* Items from an interface collection *
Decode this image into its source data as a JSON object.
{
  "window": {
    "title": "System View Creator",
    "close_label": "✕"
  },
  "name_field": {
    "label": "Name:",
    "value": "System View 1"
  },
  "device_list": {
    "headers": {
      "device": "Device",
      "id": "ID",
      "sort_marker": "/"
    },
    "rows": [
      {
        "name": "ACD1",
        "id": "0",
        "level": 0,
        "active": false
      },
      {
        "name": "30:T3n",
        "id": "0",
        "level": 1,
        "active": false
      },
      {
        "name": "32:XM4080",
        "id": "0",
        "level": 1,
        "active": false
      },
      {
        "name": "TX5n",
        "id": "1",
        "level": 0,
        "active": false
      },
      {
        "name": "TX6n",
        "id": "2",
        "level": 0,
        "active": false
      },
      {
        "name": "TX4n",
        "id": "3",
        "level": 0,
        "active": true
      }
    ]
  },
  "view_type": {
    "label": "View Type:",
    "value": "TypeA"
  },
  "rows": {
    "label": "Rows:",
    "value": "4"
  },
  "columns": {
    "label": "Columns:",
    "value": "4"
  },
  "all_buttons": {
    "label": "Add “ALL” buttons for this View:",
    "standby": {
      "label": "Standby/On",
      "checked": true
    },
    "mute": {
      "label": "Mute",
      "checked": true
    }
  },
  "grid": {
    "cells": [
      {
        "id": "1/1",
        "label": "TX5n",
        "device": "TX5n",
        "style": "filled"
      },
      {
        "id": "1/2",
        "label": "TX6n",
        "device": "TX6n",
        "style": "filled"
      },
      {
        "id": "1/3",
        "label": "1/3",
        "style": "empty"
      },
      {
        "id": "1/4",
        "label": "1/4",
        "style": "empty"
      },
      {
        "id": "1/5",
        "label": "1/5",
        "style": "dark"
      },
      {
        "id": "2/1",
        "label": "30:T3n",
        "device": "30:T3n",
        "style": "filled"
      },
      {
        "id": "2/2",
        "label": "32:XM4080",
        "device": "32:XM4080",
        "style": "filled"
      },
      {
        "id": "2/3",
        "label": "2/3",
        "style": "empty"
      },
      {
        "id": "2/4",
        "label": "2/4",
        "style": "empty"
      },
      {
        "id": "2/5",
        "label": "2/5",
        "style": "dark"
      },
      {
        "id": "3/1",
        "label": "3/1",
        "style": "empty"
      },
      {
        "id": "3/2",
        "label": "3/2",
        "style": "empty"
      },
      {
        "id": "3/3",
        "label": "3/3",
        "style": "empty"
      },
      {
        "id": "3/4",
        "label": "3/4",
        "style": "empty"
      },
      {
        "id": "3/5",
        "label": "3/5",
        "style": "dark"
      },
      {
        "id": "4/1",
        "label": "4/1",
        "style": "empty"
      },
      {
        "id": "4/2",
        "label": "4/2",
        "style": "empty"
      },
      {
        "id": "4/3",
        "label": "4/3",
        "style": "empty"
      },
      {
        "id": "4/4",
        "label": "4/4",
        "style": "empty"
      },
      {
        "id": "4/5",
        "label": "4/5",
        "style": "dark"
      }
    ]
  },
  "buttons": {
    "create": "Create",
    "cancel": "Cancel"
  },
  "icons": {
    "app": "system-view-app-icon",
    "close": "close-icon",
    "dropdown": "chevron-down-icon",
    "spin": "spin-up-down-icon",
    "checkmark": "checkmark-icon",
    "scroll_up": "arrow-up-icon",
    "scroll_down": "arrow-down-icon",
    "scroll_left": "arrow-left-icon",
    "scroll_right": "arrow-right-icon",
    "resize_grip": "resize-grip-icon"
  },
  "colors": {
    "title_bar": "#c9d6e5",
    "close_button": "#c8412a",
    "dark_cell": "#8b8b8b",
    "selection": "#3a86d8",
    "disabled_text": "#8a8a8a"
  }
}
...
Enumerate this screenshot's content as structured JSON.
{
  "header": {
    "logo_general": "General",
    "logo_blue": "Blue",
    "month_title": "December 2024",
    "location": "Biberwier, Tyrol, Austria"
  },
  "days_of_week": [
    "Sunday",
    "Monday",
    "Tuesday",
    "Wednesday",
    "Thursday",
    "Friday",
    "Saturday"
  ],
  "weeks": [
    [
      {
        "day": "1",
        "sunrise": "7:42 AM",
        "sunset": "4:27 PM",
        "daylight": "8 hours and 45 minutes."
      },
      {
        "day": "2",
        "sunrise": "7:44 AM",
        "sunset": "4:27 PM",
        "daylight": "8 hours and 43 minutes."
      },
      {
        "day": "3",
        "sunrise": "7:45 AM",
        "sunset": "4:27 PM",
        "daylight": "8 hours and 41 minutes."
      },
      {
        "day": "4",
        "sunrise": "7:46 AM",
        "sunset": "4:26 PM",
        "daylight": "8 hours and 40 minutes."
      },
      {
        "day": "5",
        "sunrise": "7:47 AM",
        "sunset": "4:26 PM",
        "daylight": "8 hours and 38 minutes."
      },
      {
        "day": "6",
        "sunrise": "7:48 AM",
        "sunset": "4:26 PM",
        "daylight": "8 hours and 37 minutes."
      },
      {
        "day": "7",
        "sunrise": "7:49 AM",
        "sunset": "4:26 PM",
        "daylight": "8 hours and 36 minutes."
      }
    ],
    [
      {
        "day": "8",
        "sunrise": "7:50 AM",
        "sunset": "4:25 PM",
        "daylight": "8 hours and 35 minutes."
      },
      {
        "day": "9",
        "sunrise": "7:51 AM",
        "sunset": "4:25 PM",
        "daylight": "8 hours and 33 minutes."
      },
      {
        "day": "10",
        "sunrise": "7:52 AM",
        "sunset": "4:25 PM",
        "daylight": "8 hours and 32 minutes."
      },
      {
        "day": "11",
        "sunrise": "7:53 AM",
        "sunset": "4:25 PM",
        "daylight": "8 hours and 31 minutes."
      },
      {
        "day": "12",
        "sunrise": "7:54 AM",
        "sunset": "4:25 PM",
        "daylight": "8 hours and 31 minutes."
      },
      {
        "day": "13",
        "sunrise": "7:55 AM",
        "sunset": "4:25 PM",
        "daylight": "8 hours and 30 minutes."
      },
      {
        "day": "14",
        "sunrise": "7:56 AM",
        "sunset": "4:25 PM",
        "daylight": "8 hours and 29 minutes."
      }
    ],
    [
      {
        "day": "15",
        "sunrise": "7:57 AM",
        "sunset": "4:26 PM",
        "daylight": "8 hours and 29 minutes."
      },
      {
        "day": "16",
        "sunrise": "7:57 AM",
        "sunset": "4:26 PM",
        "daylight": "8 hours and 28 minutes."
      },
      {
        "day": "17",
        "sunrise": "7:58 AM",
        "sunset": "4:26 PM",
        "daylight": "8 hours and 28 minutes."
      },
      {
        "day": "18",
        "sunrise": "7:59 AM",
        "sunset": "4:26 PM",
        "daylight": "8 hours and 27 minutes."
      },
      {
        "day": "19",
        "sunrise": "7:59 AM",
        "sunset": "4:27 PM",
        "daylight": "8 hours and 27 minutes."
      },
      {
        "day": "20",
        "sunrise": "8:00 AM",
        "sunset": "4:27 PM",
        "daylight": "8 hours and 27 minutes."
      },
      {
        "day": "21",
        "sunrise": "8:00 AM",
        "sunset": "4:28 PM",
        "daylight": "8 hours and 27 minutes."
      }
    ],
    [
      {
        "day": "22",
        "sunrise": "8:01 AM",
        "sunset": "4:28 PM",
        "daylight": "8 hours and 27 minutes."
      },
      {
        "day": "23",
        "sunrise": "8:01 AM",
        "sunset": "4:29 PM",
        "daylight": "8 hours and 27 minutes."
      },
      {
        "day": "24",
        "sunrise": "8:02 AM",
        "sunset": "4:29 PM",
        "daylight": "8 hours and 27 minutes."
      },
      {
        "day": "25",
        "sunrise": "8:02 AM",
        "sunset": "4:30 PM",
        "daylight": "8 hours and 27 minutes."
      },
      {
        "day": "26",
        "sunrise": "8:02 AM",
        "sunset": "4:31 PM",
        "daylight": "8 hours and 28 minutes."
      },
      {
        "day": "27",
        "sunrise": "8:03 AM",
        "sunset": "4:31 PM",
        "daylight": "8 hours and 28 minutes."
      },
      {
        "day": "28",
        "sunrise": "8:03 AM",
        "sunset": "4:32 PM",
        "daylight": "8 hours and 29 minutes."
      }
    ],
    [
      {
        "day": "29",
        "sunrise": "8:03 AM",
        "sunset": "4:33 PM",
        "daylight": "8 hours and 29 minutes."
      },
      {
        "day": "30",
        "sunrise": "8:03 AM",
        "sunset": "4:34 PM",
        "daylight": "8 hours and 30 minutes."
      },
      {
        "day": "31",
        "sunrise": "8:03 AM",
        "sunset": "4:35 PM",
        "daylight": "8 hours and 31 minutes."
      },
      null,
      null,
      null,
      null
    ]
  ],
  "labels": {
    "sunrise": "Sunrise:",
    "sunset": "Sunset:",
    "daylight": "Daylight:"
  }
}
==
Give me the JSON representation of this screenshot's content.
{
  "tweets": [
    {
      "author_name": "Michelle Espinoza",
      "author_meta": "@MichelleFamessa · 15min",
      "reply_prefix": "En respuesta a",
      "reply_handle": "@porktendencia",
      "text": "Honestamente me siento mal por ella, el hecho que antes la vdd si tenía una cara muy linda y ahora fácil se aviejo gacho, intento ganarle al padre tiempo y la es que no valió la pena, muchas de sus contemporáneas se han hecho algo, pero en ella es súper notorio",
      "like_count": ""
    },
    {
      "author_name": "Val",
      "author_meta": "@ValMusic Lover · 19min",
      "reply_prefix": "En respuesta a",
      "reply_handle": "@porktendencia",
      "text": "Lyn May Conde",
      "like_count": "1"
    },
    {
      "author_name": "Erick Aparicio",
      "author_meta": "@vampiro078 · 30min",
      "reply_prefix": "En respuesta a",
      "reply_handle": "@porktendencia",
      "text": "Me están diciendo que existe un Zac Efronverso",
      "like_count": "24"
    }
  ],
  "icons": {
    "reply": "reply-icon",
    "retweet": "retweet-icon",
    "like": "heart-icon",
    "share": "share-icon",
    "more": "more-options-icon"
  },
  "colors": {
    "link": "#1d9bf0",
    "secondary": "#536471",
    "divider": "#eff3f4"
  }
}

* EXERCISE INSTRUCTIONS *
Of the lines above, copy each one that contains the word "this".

* ANSWER SPACE *
Decode this image into its source data as a JSON object.
    "label": "Add “ALL” buttons for this View:",
Enumerate this screenshot's content as structured JSON.
Give me the JSON representation of this screenshot's content.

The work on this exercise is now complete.